• _Work instructions_
Filter the lines below, keeping each one that holds "عربی".

____ Recorded information

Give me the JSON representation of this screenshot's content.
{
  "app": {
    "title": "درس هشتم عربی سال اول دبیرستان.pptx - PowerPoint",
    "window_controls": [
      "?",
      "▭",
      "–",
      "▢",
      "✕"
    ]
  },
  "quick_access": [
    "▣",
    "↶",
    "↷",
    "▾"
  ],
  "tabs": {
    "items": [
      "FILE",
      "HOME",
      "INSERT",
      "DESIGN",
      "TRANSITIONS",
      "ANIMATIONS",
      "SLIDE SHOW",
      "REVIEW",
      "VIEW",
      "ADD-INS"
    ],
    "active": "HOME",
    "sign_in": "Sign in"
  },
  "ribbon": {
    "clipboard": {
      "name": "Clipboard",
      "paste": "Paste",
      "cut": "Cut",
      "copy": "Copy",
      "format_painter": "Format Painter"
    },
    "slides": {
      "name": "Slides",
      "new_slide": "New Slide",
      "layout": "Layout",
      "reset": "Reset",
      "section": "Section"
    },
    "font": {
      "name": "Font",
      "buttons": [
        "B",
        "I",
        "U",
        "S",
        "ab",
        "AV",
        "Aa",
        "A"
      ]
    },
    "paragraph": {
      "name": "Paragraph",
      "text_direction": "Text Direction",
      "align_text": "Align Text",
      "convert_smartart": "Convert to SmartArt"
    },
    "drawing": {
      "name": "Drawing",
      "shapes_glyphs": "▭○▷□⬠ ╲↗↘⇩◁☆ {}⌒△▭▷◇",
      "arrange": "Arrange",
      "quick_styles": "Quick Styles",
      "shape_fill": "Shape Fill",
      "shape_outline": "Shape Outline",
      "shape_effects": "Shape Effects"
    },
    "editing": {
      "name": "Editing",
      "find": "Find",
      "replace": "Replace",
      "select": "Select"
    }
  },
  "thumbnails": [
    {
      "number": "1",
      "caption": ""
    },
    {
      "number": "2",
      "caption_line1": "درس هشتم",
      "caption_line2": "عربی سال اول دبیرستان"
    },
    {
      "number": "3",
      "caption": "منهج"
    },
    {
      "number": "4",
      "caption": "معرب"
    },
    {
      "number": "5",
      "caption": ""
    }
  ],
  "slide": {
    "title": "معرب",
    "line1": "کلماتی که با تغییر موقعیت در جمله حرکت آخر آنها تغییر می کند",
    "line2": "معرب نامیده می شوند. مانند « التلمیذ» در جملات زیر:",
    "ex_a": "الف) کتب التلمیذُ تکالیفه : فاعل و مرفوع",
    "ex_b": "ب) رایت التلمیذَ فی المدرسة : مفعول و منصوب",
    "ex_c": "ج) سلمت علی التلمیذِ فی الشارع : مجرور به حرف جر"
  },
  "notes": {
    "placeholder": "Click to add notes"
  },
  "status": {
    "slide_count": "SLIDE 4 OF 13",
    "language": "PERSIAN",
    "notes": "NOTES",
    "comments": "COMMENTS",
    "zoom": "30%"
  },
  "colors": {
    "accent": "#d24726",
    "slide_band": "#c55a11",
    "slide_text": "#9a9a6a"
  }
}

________

• _Task answer_
    "title": "درس هشتم عربی سال اول دبیرستان.pptx - PowerPoint",
      "caption_line2": "عربی سال اول دبیرستان"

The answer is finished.